I have taught dance and fitness for over 20 years. One of the main things I think that people learn when they take dance classes is confidence. You learn about confidence and discipline in a ballet studio and it can transfer to other aspects of relationships and business.
What is confidence?
Confidence is the feeling or belief that one can rely on someone or something.
Do you feel confident?
Do you have self-confidence?
Do you believe in yourself?
It’s not an easy thing to do. If you don’t have 100% confidence, you can begin to train yourself to become more confident. Confidence is a skill that you keep working on constantly, just like dance. It comes and it goes. When something great happens, you usually feel more confident, right? And even if everything else is going your way, something bad can happen and you lose your confidence.
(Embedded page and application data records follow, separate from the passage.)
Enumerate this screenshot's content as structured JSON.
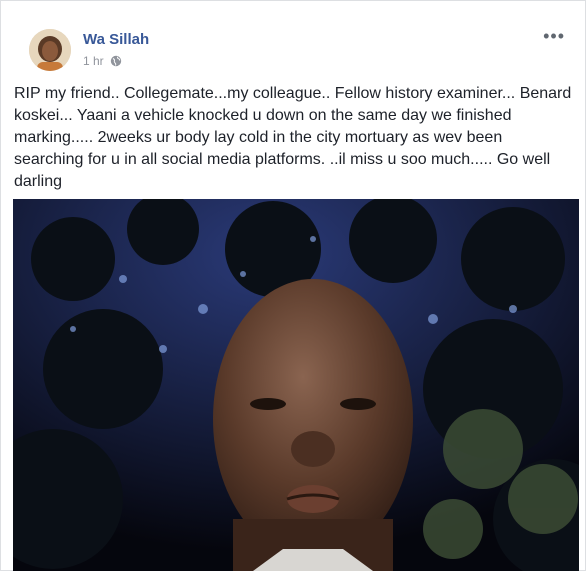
{
  "post": {
    "author": "Wa Sillah",
    "time": "1 hr",
    "privacy_icon": "globe-icon",
    "more_label": "•••",
    "text": "RIP my friend.. Collegemate...my colleague.. Fellow history examiner... Benard koskei... Yaani a vehicle knocked u down on the same day we finished marking..... 2weeks ur body lay cold in the city mortuary as wev been searching for u in all social media platforms. ..il miss u soo much..... Go well darling"
  },
  "colors": {
    "author": "#385898",
    "meta": "#90949c",
    "text": "#1d2129"
  }
}
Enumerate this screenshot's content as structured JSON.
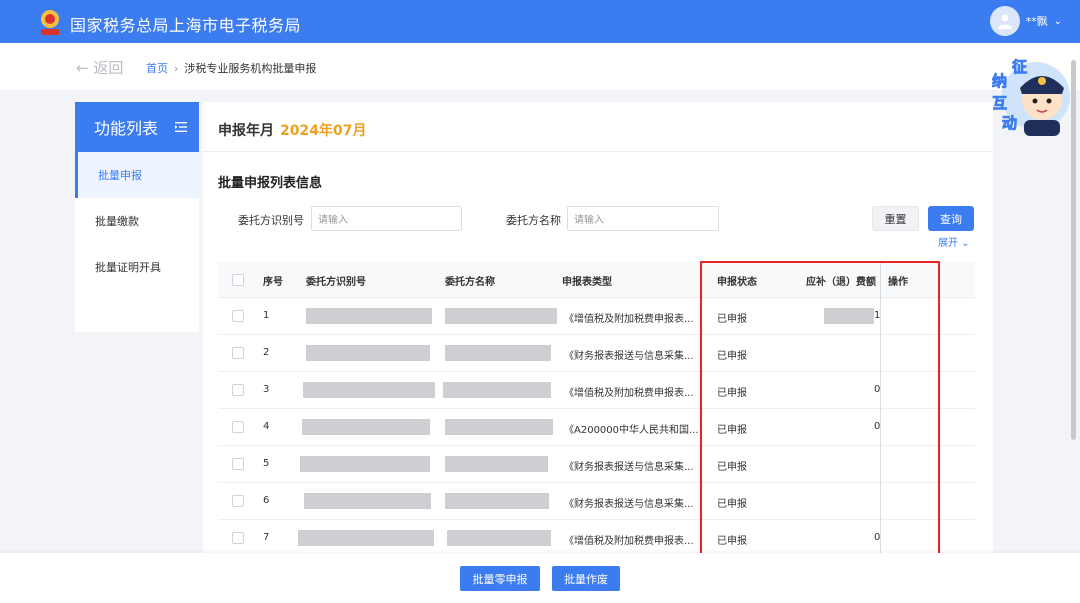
{
  "header": {
    "site_title": "国家税务总局上海市电子税务局",
    "user_name": "**飘",
    "logo_icon": "tax-emblem-icon",
    "user_icon": "user-avatar-icon"
  },
  "breadcrumb": {
    "back_label": "← 返回",
    "home": "首页",
    "separator": "›",
    "current": "涉税专业服务机构批量申报"
  },
  "mascot": {
    "chars": [
      "征",
      "纳",
      "互",
      "动"
    ]
  },
  "sidebar": {
    "title": "功能列表",
    "items": [
      {
        "label": "批量申报",
        "active": true
      },
      {
        "label": "批量缴款",
        "active": false
      },
      {
        "label": "批量证明开具",
        "active": false
      }
    ]
  },
  "main": {
    "period_label": "申报年月",
    "period_value": "2024年07月",
    "section_title": "批量申报列表信息",
    "filters": {
      "id_label": "委托方识别号",
      "id_placeholder": "请输入",
      "name_label": "委托方名称",
      "name_placeholder": "请输入"
    },
    "buttons": {
      "reset": "重置",
      "query": "查询",
      "expand": "展开 ⌄"
    }
  },
  "table": {
    "headers": [
      "序号",
      "委托方识别号",
      "委托方名称",
      "申报表类型",
      "申报状态",
      "应补（退）费额",
      "操作"
    ],
    "rows": [
      {
        "no": "1",
        "type": "《增值税及附加税费申报表...",
        "status": "已申报",
        "amount": "1"
      },
      {
        "no": "2",
        "type": "《财务报表报送与信息采集...",
        "status": "已申报",
        "amount": ""
      },
      {
        "no": "3",
        "type": "《增值税及附加税费申报表...",
        "status": "已申报",
        "amount": "0"
      },
      {
        "no": "4",
        "type": "《A200000中华人民共和国...",
        "status": "已申报",
        "amount": "0"
      },
      {
        "no": "5",
        "type": "《财务报表报送与信息采集...",
        "status": "已申报",
        "amount": ""
      },
      {
        "no": "6",
        "type": "《财务报表报送与信息采集...",
        "status": "已申报",
        "amount": ""
      },
      {
        "no": "7",
        "type": "《增值税及附加税费申报表...",
        "status": "已申报",
        "amount": "0"
      }
    ]
  },
  "footer": {
    "zero_declare": "批量零申报",
    "void": "批量作废"
  },
  "colors": {
    "primary": "#3b7cf0",
    "accent": "#f0a020",
    "highlight": "#e22222"
  }
}
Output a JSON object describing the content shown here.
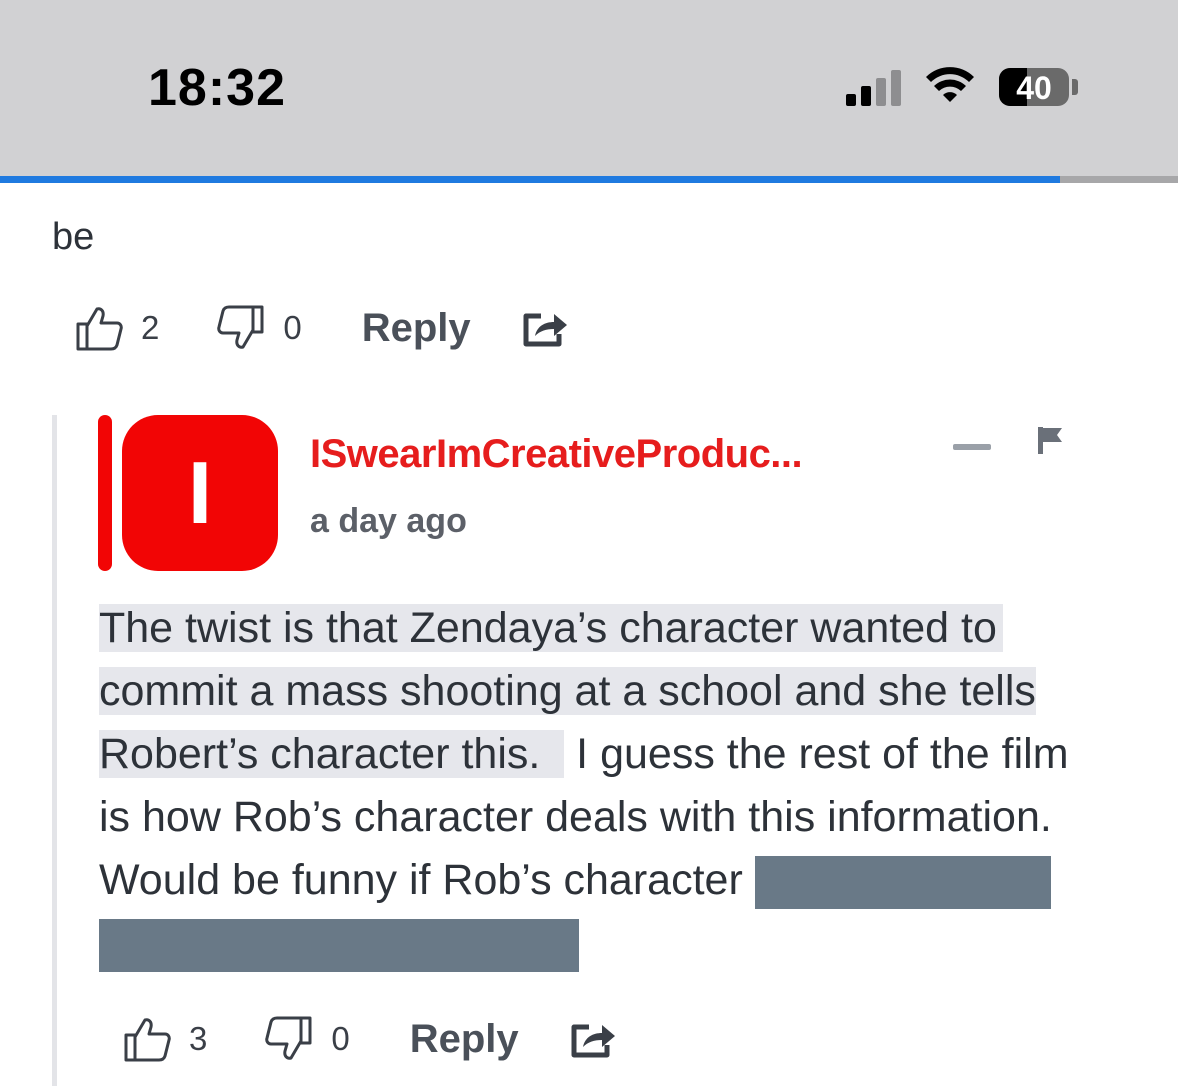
{
  "status_bar": {
    "time": "18:32",
    "battery": "40",
    "read_progress": 0.9
  },
  "previous_comment": {
    "text_tail": "be",
    "upvotes": "2",
    "downvotes": "0",
    "reply_label": "Reply"
  },
  "reply_comment": {
    "avatar_letter": "I",
    "username": "ISwearImCreativeProduc...",
    "time": "a day ago",
    "text_highlighted_1": " The twist is that Zendaya’s character wanted to",
    "text_highlighted_2": "commit a mass shooting at a school and she tells",
    "text_highlighted_3": "Robert’s character this.  ",
    "text_plain_1": " I guess the rest of the film",
    "text_plain_2": "is how Rob’s character deals with this information.",
    "text_plain_3": "Would be funny if Rob’s character ",
    "upvotes": "3",
    "downvotes": "0",
    "reply_label": "Reply"
  },
  "colors": {
    "accent_red": "#f20505",
    "username_red": "#e61d1d",
    "spoiler": "#697987",
    "progress_blue": "#1f7ae0"
  },
  "icons": [
    "thumbs-up-icon",
    "thumbs-down-icon",
    "share-icon",
    "flag-icon",
    "collapse-icon",
    "signal-icon",
    "wifi-icon",
    "battery-icon"
  ]
}
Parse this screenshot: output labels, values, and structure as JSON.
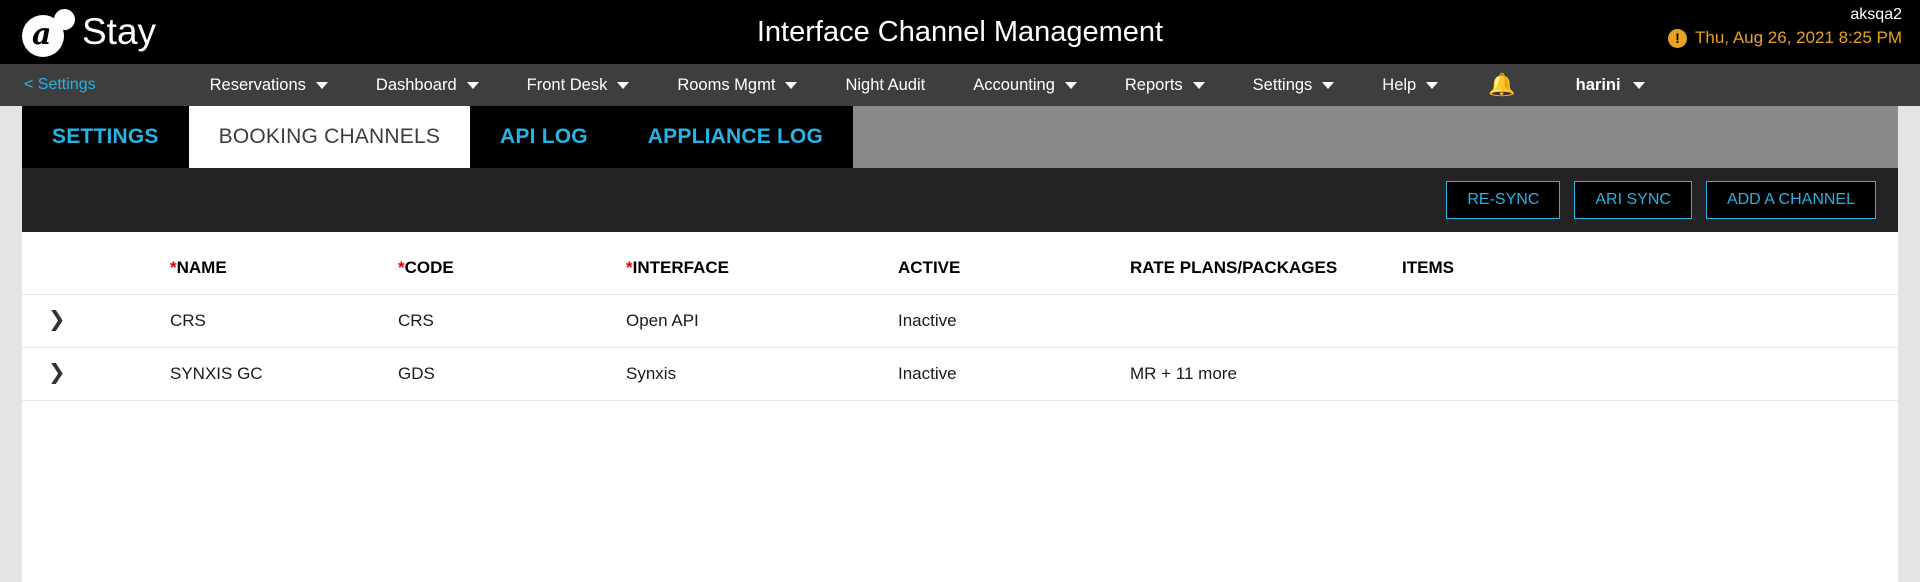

I’ve created these five principles of confidence based on the 5 classical ballet positions that you might have learned if you took dance with your kid. And why use these positions? Movement that is connected to a thought process tends to be easier to remember and apply. These five positions can become a quick checklist for yourself so you can go through them on a daily basis, or a weekly basis, and just see how you’re doing.
Ballet in general teaches you to stand with good posture and conduct yourself gracefully and with poise. That is helpful in building your own confidence. It’s all about going back to the basics. You hear that all the time. If you come back to these basics when things get tricky and it might help ground you.
So, let’s get started.
First position is the classic baby ballerina position with your heels together and toes apart.
First position can also be with the feet parallel, but the classical ballet position is with your toes turned out. Stand with your feet together, squeeze your glutes, and then just rotate from the hips and that’s your first position.
First position is a great place to check your posture. There are a few things that people think about when they stand up straight and that usually ends up with overexaggerated arching of your back and chin up. That isn’t actually good posture. Arching the back puts pressure on the lower spine and tilting the chin up stresses the neck and upper back.
Here are some things to focus on when you’re checking your posture:
- Put your hand right on your ribs right at the bottom where they come together. Take a deep breath. Exhale until all the air is gone and you feel the ribs pull together. When the bottom of the ribs pulls together, feel how it immediately engages your abdominals.
- Next, tilt your pelvis forward slightly. Not that you’re tucking under, but just a little slight tuck where you’re squeezing your glutes.
- Last, the third piece of correcting your posture is to roll your shoulders back and down. Don’t lose your ribs and don’t lose your pelvis as you roll your shoulders back and down, and hold that.
This will likely take some practice. You’ll lose it throughout the day, especially if you sit at a computer a great deal. Stay persistent and you will not be the only one who notices improvement in your posture. Think about correcting your posture even if you’re sitting a lot during the day. You can secure the ribs and roll the shoulders back and down. Feel almost like there’s a string attached to the crown of your head, pulling you up, to keep your posture.
Not too difficult, right?
You will start to notice that as your posture improves little by little, so will your confidence.
Practice each day.
You’re worth it.
Check out the video below for a visual demonstration: